→ Assignment
Looking at the records below, please work out how many lines contain the word "solid" and give the number alone.

→ Data to process
.....
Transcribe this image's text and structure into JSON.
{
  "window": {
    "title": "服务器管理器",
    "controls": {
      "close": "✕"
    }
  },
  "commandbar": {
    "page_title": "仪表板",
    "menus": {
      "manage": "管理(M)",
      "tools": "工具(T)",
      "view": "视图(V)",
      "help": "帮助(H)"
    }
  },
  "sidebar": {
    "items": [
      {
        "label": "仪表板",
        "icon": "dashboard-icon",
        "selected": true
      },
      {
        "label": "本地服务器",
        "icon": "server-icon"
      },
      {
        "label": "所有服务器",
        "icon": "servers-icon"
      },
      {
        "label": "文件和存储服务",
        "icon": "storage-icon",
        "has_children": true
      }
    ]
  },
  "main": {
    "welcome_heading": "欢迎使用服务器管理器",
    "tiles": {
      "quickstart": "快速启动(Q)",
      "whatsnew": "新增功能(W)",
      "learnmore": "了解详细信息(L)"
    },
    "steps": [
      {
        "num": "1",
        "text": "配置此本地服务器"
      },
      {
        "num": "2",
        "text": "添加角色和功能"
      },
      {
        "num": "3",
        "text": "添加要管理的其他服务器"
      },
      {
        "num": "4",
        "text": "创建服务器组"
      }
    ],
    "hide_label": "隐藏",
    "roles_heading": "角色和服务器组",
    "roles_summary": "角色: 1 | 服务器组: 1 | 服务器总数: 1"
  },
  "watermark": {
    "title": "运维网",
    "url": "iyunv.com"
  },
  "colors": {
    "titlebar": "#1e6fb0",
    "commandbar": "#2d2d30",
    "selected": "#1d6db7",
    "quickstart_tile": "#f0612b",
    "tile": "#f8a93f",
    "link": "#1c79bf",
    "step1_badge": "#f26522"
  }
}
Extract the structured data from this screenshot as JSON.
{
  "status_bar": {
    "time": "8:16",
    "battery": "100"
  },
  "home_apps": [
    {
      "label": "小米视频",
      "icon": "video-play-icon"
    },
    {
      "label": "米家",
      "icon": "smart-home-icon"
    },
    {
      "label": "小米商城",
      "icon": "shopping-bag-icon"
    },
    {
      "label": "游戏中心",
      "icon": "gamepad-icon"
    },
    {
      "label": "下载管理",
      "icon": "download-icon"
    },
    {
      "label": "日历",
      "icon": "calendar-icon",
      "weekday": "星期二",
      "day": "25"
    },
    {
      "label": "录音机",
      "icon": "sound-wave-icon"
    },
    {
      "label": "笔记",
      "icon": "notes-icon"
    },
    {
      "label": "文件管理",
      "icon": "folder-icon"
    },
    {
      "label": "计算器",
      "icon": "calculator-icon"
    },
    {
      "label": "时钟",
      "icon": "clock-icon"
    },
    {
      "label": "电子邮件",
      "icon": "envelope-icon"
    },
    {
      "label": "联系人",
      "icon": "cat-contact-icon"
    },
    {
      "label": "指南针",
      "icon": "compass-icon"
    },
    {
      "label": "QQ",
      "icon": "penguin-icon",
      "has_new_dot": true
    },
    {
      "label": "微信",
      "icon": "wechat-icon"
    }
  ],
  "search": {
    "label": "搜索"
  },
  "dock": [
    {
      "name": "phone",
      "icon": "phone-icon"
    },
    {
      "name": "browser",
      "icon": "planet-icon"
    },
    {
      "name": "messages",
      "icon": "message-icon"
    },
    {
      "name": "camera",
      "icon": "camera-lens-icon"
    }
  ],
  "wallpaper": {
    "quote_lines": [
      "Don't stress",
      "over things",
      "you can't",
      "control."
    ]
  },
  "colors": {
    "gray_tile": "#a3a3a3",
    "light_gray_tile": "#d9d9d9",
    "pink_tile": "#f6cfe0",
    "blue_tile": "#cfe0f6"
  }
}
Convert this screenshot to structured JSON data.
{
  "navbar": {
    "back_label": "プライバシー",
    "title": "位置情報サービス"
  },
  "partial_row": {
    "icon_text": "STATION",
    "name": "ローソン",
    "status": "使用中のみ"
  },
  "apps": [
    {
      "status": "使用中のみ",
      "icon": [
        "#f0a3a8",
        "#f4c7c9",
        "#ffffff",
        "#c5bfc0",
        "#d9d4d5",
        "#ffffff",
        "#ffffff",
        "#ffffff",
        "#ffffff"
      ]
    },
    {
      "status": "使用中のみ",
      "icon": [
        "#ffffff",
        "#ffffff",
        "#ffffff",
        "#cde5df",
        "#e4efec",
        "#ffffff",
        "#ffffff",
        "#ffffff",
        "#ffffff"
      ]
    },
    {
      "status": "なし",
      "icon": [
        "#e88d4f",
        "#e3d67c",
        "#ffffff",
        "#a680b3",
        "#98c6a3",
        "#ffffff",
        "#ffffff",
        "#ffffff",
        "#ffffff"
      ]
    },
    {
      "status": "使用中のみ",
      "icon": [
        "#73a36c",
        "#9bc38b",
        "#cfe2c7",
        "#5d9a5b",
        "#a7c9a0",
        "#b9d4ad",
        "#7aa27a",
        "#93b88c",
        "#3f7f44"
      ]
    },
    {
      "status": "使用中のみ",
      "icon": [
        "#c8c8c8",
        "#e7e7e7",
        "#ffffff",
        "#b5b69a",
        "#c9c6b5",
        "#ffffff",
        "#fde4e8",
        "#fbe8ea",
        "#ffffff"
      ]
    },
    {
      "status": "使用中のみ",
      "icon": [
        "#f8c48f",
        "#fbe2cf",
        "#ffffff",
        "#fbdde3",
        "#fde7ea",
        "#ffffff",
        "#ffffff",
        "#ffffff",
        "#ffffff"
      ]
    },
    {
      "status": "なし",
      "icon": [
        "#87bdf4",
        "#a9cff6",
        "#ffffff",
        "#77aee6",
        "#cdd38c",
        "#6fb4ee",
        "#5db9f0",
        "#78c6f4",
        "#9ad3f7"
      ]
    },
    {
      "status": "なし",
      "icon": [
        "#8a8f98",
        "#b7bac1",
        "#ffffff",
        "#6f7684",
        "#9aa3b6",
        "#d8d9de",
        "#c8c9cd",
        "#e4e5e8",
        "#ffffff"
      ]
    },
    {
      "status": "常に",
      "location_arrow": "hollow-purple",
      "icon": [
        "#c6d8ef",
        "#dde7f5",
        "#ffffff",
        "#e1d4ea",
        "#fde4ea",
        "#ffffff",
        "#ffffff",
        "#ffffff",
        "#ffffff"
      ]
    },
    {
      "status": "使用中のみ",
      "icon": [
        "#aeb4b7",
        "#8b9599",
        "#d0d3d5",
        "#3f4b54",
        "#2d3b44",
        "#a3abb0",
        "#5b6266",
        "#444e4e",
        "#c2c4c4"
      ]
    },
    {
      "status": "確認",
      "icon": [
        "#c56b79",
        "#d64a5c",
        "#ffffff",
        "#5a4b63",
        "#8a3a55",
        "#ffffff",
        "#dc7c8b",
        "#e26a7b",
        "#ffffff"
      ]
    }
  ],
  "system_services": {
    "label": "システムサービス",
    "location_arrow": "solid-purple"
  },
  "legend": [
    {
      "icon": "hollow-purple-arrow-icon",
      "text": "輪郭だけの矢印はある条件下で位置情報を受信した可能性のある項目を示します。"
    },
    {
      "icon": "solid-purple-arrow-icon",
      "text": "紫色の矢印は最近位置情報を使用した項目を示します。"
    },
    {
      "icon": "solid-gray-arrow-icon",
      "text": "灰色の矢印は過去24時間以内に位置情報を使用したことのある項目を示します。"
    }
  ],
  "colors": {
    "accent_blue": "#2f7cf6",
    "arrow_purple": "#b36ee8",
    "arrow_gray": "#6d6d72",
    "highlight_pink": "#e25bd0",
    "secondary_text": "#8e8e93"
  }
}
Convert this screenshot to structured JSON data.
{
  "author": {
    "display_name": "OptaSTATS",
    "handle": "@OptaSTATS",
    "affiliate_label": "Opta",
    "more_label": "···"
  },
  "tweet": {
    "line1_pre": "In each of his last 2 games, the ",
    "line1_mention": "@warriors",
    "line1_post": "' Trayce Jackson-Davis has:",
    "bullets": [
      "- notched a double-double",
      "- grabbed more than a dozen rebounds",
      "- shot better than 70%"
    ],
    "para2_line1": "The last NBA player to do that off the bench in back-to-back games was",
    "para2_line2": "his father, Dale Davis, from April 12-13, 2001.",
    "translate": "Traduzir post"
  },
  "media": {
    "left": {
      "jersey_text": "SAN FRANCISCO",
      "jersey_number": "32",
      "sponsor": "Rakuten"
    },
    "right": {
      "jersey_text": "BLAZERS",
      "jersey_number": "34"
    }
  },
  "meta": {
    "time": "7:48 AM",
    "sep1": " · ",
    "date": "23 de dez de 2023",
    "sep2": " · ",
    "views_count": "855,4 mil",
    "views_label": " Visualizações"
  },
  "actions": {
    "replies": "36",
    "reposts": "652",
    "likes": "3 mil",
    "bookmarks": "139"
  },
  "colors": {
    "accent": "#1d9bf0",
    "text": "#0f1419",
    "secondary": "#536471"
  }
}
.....
→ Task answer
3